The CVTC has had tremendous success training agencies across the country to implement the Child and Family Traumatic Stress Intervention, including:
  • Safe Horizon Child Advocacy Centers in Brooklyn, Manhattan, Queens and Staten Island
  • Penn Center for Youth and Family Trauma Response and Recovery
  • Philadelphia Behavioral Health Services Wilmington, Delaware
  • Cincinnati Children’s Hospital Cincinnati, Ohio
  • Vermont Child Trauma Collaborative, Vermont
  • Nationwide Children’s Hospital Columbus, Ohio
  • YWCA of Calgary Calgary, Alberta
  • Hospital for Sick Kids Toronto, Ontario
  • UNC-Chapel Hill Chapel Hill, North Carolina
  • National Native Children’s Trauma Center Missoula, Montana
  • Child Welfare Services and Children’s Advocacy Center Valhalla, New York
  • Children’s Advocacy Services of Greater St. Louis St. Louis, Missouri
  • La Rabida Children’s Advocacy Center Chicago, Illinois
  • Mental Health Services, Inc. Cleveland, Ohio
  • University of Kentucky Child and Adolescent Trauma Treatment and Training Institute Lexington, Kentucky
  • Dee Norton Lowcountry Children’s Center Charleston, South Carolina
  • Children’s Institute, Inc. Los Angeles, CA

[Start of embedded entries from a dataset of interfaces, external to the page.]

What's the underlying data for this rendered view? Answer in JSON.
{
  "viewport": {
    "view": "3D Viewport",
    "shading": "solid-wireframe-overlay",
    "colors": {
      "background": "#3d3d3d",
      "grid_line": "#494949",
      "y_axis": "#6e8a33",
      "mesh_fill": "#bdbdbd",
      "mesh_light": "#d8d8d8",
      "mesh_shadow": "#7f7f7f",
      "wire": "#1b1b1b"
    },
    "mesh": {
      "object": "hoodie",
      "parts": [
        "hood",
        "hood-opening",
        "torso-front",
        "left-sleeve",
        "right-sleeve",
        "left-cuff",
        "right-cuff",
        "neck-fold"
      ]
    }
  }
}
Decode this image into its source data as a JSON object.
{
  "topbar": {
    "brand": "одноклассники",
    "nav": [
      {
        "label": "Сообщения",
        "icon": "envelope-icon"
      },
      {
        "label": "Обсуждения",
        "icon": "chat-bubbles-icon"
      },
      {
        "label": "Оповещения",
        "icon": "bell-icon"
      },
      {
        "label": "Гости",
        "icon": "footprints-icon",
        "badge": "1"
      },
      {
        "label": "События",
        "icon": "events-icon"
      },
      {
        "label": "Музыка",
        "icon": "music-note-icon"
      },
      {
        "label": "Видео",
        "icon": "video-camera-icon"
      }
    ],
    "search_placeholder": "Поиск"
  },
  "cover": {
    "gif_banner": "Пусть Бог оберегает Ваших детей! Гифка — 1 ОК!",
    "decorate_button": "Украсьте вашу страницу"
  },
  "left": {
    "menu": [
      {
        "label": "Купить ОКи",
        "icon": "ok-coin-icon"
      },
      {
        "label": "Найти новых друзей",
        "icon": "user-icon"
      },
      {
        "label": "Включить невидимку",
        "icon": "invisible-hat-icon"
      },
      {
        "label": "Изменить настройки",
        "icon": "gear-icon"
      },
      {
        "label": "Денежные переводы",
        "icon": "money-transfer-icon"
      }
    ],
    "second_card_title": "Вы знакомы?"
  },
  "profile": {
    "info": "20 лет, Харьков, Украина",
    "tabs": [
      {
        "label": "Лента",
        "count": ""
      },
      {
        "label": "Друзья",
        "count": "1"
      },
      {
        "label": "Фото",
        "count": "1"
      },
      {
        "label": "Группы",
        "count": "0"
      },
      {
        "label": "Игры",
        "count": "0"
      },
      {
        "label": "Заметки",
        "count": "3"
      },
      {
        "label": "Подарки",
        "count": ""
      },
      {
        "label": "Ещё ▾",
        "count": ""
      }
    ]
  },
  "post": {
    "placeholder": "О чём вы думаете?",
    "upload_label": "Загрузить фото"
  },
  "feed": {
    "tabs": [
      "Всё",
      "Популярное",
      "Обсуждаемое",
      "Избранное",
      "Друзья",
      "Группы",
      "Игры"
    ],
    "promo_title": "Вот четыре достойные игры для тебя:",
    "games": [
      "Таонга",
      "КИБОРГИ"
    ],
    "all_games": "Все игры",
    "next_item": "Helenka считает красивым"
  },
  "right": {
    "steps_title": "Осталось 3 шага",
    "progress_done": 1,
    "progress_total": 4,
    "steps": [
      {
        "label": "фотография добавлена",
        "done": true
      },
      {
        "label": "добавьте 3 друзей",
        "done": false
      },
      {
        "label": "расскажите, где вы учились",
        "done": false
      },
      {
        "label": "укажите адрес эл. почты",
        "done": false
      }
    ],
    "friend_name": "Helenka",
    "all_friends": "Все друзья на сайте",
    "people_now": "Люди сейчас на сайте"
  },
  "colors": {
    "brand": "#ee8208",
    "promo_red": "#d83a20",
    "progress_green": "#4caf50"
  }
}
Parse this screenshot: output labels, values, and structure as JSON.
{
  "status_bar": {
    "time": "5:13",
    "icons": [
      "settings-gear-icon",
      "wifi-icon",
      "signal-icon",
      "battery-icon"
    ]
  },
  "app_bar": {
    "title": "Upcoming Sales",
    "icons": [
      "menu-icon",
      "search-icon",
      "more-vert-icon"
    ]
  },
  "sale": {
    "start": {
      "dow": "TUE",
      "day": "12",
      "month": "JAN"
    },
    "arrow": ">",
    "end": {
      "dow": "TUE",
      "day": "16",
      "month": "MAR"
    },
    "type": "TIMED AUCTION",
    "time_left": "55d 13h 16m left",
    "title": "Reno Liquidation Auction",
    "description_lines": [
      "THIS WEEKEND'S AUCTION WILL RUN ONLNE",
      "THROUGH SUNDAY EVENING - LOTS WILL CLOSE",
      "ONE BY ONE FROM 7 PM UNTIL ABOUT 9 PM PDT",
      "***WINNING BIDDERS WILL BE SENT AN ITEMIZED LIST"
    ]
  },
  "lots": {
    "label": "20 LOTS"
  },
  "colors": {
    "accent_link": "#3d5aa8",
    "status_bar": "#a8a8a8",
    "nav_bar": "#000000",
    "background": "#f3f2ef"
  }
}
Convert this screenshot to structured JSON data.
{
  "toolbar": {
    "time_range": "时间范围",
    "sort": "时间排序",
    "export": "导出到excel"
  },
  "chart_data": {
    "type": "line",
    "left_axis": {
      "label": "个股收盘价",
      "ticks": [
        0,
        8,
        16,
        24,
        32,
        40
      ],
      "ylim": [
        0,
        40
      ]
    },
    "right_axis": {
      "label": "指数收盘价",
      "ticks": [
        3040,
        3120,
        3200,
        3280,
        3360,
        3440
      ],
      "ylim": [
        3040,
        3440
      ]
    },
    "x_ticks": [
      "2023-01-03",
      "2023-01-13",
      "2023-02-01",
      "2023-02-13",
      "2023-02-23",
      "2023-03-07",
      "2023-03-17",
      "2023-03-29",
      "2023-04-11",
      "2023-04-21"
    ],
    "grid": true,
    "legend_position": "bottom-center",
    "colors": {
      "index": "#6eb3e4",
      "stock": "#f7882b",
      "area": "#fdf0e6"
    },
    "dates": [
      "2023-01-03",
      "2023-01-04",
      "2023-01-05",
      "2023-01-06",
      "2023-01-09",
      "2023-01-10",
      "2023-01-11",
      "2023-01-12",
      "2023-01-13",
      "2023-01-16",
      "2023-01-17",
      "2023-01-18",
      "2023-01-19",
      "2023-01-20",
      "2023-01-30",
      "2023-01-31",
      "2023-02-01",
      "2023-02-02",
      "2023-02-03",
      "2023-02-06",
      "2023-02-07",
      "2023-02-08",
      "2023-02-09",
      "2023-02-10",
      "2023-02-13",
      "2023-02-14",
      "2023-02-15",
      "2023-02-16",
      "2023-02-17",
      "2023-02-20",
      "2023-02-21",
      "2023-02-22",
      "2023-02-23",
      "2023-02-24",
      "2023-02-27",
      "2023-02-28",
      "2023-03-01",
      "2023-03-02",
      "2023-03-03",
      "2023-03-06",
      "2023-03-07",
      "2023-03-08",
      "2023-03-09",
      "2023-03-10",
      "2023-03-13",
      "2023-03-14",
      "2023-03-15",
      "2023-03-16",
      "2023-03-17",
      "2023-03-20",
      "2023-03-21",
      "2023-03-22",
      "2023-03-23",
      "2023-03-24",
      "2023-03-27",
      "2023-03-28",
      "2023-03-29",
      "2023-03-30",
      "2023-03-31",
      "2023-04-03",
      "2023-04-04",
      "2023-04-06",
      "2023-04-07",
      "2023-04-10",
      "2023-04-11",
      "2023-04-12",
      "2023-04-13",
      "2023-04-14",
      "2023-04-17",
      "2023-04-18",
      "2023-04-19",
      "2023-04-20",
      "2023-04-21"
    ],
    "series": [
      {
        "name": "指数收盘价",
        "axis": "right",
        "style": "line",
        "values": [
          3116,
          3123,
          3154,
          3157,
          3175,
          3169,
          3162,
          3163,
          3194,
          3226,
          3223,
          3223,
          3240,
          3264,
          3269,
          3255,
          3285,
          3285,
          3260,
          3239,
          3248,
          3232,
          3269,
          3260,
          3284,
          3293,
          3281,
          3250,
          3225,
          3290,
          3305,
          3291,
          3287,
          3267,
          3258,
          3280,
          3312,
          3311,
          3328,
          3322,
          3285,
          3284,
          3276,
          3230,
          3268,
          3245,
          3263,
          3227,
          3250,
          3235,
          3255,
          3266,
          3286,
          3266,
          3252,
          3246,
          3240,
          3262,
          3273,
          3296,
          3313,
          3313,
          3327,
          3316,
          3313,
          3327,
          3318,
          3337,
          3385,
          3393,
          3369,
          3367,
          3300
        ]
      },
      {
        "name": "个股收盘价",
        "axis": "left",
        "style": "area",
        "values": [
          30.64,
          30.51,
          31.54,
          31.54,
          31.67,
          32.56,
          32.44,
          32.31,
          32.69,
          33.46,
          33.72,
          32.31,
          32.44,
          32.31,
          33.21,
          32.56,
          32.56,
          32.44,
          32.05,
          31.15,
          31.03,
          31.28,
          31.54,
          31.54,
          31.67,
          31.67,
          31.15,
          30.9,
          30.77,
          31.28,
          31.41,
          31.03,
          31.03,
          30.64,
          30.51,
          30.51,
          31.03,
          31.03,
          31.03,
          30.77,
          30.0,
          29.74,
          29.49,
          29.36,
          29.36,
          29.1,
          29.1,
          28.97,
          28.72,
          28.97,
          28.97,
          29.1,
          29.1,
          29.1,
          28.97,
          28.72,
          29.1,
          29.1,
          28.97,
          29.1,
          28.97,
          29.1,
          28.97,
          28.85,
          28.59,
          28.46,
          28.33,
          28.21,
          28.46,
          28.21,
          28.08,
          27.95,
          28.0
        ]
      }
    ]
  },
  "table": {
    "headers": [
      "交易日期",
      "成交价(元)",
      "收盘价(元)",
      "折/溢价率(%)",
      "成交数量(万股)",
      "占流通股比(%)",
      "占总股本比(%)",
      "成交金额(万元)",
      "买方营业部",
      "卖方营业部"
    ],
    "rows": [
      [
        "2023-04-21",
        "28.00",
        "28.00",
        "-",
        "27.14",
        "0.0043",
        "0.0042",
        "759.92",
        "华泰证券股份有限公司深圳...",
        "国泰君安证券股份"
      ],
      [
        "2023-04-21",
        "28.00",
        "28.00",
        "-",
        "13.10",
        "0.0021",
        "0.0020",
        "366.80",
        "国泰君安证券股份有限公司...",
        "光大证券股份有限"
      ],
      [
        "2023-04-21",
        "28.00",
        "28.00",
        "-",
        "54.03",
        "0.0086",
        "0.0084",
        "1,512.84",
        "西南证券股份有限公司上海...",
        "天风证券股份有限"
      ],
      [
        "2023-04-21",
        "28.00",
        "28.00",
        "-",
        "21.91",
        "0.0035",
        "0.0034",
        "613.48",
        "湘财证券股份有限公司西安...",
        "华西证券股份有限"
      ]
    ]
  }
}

The International Association of Chiefs of Police (IACP) serves as the professional voice of law enforcement, addressing cutting edge issues confronting law enforcement though advocacy, programs and research, as well as training and other professional services. IACP is a comprehensive professional organization that supports the law enforcement leaders of today and develops the leaders of tomorrow. In partnership with the Childhood Violent Trauma Center, the IACP is funded to develop a toolkit to enhance law enforcement’s capacity to respond to children exposed to violence.

In addition to the various agencies with whom the Yale CVTC works directly with , we also would like to make mention of the funders who have been supportive of the day to day work of the Yale CVTC and they include:
  • SAMHSA, which supports CFTSI development, training and dissemination, as well as evaluation to support sustainability of this evidence-based early intervention.
  • IACP/USDOJ, which supports development of training and materials for dissemination to law enforcement agencies around the country to enhance their capacity to respond to children exposed to violence.
  • Seedlings Foundation, which supports local intervention efforts, including clinicians who work to meet the needs of children and families exposed to violence and trauma in the New Haven community.
  • New Alliance Foundation, which funds the local activities of the Child Development Community Policing Program, specifically our 24/7 acute response service and follow-up home visits.